Poor Yorick theater company, which features familiar faces from the New Orleans theater scene, will launch its first production when it presents “White Rabbit, Red Rabbit” by Iranian playwright Nassim Soleimanpour in January 2017 at the St. Charles Avenue Baptist Church Fellowship Hall (583 Broadway St.)
Billed as a “deep exploration of isolation, censorship, communication, manipulation, and the remarkable power of spontaneity,” the play is presented as minimally as one might imagine — devoid of a director and set, and with a different guest performer each night reading a script for the first time. The play will from Jan. 12-27.

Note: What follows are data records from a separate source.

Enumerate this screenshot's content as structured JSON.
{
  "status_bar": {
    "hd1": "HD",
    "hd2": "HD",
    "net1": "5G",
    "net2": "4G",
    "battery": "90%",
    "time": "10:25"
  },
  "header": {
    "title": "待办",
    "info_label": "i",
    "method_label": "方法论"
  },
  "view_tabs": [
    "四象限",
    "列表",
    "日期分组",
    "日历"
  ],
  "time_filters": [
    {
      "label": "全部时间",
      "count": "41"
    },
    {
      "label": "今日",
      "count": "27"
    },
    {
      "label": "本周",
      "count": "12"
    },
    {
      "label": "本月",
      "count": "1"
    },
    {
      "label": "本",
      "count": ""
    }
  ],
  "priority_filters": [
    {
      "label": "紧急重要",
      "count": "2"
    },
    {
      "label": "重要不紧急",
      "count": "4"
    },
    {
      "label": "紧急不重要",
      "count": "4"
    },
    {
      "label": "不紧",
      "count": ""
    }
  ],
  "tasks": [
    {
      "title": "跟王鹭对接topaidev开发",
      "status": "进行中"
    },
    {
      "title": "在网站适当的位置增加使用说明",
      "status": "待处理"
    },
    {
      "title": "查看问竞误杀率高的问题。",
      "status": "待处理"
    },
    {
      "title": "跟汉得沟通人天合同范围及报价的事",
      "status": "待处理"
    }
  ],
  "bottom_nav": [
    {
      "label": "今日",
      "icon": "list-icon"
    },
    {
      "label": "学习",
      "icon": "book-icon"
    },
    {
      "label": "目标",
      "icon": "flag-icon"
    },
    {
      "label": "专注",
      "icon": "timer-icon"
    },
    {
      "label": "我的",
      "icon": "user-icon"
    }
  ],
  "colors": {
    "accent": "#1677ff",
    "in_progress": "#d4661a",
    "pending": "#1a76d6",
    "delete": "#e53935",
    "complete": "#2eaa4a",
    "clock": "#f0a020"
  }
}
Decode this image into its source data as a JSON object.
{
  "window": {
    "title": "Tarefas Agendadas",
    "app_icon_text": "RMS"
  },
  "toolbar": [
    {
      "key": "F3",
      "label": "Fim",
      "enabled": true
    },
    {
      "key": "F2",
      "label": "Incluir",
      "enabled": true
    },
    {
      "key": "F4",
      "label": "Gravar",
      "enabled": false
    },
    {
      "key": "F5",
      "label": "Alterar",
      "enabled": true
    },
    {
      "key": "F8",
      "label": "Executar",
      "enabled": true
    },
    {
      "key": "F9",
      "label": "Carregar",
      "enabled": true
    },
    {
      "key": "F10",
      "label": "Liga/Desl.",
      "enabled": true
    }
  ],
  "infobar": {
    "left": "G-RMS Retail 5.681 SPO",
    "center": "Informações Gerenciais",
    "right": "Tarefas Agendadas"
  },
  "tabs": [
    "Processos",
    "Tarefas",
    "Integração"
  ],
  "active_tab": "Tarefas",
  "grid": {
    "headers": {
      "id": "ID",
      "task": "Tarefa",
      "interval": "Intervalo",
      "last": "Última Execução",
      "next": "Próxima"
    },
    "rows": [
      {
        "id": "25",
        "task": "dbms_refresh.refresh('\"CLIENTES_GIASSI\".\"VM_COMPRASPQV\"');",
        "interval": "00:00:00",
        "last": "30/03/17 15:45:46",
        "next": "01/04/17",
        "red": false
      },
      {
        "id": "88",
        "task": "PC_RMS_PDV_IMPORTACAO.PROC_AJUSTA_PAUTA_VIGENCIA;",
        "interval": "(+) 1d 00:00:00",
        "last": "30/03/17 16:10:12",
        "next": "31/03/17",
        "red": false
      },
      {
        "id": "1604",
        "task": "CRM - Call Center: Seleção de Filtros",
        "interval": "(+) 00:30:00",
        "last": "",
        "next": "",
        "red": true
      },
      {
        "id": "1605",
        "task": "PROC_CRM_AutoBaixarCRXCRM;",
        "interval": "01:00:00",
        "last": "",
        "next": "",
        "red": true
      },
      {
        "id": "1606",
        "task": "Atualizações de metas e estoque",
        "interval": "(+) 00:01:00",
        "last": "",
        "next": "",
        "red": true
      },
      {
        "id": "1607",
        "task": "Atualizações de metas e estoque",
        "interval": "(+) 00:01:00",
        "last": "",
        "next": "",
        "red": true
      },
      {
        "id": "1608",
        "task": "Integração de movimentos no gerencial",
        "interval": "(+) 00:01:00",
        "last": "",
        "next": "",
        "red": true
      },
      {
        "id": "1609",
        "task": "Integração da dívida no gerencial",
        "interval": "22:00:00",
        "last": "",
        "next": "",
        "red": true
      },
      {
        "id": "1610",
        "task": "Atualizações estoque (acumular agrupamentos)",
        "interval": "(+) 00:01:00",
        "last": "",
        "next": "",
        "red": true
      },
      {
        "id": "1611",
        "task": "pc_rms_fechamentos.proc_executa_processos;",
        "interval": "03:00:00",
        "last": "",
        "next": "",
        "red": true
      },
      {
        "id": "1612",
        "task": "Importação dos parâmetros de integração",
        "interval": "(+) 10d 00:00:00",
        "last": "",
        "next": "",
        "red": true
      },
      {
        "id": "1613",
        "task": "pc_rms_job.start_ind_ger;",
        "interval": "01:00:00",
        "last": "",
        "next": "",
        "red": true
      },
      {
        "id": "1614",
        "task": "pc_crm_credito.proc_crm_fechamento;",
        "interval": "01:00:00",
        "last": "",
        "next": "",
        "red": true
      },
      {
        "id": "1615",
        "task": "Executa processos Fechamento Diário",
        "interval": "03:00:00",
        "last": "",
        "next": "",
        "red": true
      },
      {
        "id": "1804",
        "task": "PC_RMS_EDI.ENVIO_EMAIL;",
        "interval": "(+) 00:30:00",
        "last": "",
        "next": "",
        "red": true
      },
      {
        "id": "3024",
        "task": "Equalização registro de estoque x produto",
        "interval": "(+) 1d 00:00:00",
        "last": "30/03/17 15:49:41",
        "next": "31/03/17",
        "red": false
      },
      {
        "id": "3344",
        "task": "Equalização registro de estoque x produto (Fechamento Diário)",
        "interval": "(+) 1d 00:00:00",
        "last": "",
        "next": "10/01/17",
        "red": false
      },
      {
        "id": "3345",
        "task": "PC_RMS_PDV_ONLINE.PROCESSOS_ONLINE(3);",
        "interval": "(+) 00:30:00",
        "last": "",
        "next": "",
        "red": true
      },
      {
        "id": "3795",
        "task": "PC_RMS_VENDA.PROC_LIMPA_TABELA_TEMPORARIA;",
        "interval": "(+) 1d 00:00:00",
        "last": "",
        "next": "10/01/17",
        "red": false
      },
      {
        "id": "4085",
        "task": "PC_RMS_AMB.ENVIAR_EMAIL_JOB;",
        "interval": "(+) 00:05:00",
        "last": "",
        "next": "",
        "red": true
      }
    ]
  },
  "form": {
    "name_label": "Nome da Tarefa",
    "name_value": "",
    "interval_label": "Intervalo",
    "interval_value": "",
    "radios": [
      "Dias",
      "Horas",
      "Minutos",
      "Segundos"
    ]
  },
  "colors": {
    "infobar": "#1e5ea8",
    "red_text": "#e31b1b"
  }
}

“It’s a theatrical event that can only happen once,” said Poor Yorick Artistic Associate Alex Ates said in a press release. “All at once, the play is revolutionary, modest, hilarious, chilling, charming and even dangerous. The artists of Poor Yorick are exhilarated to bring this one-of-a-kind production to New Orleans for its regional premiere.”
Ates is also known as a key figure in The NOLA Project and is joined by James Bartelle, associate artistic director of that troupe. The other two artistic associates are Isabel Balée (creative writing instructor at Tulane University) and Daniel Pruksarnukul (instructor at NOCCA). (Bartelle was most recently seen in The NOLA Project’s “4000 Miles.”)
The company, Bartelle said in the release, “aims to develop and produce provocative, engaging, and intimate work with a focus on writers from marginalized communities … at a time when those marginalized voices may need the loudest amplification.”
“White Rabbit, Red Rabbit” premiered in 2011 at Toronto’s Volcano Theatre in collaboration with Aura Nova Berlin. It has since enjoyed international stagings, including an extended run off-Broadway.
The play deals with such weighty issues as power, obedience and manipulation. Soleimanpour was a conscientious objector in his native Iran, refusing to participate in the country’s mandatory military service program.
Scheduled performers include Kathy Randels, Lisa D’Amour, Michael “Quess?” Moore, Devyn Tyler, Claire Moncrief and Bartelle.